Read the lines below. Copy out any that hold the string "star".

BEGIN DATA UNDER STUDY

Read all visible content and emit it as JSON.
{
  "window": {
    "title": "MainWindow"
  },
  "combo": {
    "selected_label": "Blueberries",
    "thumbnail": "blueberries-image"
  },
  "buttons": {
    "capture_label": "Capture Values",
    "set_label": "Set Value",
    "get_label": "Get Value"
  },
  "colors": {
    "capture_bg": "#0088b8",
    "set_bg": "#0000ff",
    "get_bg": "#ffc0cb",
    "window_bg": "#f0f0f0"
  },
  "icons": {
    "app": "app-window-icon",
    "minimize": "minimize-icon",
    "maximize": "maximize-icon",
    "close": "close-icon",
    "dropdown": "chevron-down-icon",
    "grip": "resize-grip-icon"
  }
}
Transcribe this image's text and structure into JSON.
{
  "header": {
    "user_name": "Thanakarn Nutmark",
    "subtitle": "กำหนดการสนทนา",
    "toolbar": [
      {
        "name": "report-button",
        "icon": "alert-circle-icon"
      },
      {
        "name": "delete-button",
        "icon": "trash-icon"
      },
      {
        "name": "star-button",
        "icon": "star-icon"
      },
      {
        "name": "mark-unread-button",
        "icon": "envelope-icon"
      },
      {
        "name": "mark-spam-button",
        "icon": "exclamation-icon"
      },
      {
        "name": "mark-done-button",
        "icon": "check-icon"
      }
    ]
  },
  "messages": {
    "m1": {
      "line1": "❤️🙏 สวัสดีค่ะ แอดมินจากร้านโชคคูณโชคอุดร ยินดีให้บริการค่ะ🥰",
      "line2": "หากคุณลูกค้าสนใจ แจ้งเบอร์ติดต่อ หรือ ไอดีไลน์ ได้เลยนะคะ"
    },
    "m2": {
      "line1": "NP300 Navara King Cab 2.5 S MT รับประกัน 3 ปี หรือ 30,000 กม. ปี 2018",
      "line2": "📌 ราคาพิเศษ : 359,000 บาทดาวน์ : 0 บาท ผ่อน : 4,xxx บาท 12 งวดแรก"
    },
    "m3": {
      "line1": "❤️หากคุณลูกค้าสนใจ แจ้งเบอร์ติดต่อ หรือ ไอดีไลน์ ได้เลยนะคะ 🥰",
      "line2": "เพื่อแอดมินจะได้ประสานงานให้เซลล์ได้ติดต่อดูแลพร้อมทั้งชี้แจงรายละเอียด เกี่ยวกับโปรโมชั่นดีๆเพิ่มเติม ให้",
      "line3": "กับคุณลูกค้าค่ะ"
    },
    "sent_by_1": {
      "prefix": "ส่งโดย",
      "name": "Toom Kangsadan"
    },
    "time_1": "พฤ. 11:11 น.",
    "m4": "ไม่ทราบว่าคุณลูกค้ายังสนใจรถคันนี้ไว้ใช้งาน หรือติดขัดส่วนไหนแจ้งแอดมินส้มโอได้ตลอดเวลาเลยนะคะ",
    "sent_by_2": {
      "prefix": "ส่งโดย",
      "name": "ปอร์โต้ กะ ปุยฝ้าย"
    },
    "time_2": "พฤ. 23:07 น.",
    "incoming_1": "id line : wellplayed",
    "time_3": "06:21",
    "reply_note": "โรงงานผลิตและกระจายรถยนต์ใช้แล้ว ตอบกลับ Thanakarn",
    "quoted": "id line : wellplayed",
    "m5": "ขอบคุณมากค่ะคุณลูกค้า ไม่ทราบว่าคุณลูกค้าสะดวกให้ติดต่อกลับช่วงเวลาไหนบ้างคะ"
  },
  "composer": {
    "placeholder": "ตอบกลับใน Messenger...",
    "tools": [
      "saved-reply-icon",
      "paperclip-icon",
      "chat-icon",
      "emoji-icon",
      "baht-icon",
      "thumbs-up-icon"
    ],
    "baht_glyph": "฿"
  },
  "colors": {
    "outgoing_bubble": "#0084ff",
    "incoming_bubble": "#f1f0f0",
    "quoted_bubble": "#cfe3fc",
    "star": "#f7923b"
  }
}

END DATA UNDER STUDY

ANSWER TO THE PROBLEM.
        "name": "star-button",
        "icon": "star-icon"
    "star": "#f7923b"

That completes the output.